As such, for example, as noted in the State preparation part of [1] (below equation (5)), we would like to zero out the values for the |1\rangle state on qubit n. To achieve this, we specifically pick the 2j-1 components of \boldsymbol{x} where j=1,2 (note that the paper uses 2j as the index in a_{2j} is done from 1 as opposed to our code where we index from 0).

For two qubits, the uniformly controlled Y rotations correspond to controlled Y rotation gates. These are used in the tutorial. When going for higher qubit numbers, we would then apply the pattern described for uniformly controlled Y rotations on n qubits.

If hardware is not the issue, what is the merit between these two techniques?

Not sure if I grasp this, could you elaborate on this question?

Just to add my two cents to @antalszava’s great reply (since I wrote the demo), if I remember correctly this was just how the equation worked out in this particular case. It seems to work, but let us know if you suspect a bug…

In general, we could just use the AmplitudeEmbedding template here, but this was more explicit. If you use the template, you should be able to encode *any* normalised vector, even if it has negative entries.

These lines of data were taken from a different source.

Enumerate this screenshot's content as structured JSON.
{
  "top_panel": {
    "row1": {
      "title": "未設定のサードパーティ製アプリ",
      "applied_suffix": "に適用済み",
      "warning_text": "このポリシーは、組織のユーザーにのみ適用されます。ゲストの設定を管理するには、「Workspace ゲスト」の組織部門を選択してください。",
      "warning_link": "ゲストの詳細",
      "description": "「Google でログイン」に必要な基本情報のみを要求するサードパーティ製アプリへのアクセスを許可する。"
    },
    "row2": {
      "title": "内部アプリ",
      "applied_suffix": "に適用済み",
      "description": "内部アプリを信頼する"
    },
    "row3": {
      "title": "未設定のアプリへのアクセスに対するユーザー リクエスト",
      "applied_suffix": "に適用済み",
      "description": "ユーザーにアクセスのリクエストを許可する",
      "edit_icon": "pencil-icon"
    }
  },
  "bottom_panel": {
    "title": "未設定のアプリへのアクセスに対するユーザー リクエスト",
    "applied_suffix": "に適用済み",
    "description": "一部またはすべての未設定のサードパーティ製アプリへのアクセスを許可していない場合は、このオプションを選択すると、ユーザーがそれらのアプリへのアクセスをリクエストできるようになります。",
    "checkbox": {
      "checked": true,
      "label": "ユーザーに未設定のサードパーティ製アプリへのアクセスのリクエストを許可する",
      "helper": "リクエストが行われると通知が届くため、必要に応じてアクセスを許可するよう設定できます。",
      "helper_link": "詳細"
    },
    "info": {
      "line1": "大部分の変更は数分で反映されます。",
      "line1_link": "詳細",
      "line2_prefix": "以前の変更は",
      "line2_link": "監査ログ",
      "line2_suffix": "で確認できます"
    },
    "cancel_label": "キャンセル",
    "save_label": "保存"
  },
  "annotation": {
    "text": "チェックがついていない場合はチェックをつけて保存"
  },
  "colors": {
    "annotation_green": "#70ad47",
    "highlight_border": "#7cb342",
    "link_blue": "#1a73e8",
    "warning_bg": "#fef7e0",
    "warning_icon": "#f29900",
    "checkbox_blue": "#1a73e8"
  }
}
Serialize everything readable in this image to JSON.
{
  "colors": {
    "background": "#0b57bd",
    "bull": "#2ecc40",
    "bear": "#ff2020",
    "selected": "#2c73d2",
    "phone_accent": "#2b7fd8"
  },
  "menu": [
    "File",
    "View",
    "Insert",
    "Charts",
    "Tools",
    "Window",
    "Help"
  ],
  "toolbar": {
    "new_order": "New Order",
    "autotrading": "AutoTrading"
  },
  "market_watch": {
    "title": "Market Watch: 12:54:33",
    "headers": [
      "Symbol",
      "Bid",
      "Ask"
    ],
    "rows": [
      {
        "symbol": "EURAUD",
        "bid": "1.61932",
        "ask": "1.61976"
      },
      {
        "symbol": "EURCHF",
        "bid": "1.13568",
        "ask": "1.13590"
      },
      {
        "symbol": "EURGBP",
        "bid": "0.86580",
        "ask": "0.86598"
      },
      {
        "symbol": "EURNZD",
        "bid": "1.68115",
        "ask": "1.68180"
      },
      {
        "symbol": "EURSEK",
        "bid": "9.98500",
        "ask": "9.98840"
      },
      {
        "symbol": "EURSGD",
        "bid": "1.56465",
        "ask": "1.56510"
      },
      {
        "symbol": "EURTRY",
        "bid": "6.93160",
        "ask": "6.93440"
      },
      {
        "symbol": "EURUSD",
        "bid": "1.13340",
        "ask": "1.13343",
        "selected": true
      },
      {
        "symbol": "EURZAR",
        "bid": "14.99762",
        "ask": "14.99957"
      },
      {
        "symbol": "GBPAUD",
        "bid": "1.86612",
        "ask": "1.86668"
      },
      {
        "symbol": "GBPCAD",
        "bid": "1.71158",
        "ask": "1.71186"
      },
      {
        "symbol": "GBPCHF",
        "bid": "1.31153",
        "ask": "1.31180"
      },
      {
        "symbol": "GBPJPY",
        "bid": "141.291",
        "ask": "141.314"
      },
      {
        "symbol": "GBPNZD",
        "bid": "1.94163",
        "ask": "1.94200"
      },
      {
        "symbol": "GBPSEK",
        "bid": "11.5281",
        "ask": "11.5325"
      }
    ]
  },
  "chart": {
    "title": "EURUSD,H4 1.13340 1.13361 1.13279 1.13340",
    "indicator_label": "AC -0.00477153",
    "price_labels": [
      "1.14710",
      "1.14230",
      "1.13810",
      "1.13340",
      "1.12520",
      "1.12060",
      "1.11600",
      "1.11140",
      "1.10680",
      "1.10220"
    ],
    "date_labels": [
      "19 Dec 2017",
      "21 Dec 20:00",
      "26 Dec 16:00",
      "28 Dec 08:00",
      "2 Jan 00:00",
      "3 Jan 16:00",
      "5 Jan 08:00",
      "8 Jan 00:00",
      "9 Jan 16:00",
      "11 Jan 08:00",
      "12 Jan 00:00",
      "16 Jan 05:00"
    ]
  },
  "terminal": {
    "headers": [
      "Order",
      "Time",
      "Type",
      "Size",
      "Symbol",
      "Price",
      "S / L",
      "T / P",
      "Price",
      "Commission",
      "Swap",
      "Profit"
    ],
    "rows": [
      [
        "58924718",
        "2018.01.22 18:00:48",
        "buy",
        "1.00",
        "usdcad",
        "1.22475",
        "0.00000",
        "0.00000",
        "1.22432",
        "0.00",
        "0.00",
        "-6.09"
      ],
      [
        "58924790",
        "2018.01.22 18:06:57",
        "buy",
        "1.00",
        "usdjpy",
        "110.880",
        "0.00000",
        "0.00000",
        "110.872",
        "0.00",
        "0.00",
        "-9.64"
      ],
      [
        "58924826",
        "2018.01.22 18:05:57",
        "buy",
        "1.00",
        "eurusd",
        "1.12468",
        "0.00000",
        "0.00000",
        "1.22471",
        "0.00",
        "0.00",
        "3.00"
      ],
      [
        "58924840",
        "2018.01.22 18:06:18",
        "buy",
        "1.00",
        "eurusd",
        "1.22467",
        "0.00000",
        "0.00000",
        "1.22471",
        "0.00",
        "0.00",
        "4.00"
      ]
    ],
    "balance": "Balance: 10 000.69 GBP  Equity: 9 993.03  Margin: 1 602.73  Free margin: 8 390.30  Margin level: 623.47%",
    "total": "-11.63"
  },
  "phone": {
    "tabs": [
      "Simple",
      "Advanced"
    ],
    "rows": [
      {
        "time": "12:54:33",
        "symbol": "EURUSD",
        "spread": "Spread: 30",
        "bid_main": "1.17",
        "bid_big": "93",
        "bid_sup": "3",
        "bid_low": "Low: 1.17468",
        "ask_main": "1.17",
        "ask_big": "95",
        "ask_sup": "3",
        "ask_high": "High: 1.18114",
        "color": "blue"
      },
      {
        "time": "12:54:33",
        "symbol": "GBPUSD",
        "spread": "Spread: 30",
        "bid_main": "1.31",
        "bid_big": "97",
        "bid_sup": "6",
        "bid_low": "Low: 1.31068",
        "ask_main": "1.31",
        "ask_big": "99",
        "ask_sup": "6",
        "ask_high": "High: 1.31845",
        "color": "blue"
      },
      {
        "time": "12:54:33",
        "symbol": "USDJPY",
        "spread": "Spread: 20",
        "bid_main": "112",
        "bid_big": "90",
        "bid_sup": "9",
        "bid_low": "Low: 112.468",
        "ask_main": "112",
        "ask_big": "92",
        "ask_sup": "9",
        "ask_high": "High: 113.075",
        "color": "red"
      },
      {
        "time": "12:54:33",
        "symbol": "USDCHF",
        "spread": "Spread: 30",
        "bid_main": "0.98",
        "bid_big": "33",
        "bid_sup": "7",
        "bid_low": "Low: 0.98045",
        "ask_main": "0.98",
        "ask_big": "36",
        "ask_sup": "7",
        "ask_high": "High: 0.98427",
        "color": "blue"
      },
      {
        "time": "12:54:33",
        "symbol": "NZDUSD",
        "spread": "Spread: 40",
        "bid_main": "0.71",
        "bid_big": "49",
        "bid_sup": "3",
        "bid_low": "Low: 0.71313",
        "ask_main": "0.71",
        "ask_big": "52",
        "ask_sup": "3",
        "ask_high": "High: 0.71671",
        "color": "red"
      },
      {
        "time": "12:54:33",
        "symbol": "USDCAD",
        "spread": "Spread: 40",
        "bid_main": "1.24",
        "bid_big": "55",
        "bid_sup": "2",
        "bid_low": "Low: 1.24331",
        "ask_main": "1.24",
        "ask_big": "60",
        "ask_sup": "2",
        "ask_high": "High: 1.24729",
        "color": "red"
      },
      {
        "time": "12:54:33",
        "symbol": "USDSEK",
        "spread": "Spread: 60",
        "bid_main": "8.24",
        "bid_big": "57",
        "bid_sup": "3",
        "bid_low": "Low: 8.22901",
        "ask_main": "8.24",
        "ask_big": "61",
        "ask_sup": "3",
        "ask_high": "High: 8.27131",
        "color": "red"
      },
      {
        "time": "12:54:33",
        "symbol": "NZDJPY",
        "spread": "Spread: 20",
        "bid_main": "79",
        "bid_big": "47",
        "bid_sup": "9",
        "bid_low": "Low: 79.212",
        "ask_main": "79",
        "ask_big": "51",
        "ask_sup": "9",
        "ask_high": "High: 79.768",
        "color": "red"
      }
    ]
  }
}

I’m also not sure what you mean by “two techniques” - what is the second one? In simulators, amplitude embedding can be implemented more efficiently than computing angles for a lengthy circuit, since we can just set the initial state vector to the desired values. AmplitudeEmbedding will do exactly that when run on a simulator device like `default.qubit`

, and it will revert to the circuit decomposition (similar to the one in this example) which is called MottonenStatePreparation if used on hardware.

Hope this helps!

Dear all

I am sorry that I shouldn;t use 'two techniques" that causes confusion.

My question is that if I have input data [a1,a2, a3, a4, a5, a6, a7, a8]. If I want to have state preparation in real quantum computer for these input data for input neurons, I may have two options, i.e., the first is solution is creating two different states a1|00>+ a2|01>+a3|10> +a4|11> and a5|00>+ a6|01>,+a7|10> +a8|11>

The second solution is very straightforward i.e., a1|000>+ a2|001>+a3|010> +a4|011>+a5|100> + a6|101> +a7|110> + a8|111>

By looking at these two solutions, what are the advantages and disadanvetges for these data encodings? (Supposing we have no problem with the hardware)

I am thinking to code my data for IBM composer if you can give the amplitude encoding example for the composer, it will help lots. Thank you.

Hi @SuFong_Chien,

I see that’s a good question! Frankly, I’m not sure which one could be more beneficial in your case, maybe it’s worth checking on a simulator beforehand? There are many aspects to consider, e.g., the accuracy, the depth of the circuits to simulate, queuing with the real hardware, etc.

I am thinking to code my data for IBM composer if you can give the amplitude encoding example for the composer, it will help lots

Not entirely sure about this, could perhaps the documentation part that Maria linked help here? It contains an example of using `qml.AmplitudeEmbedding`

. Once the circuit looks good, the device can then be switched by specifying the IBMQ device from PennyLane-Qiskit. Alternatively, let us know where it would be useful to have a more detailed example as help.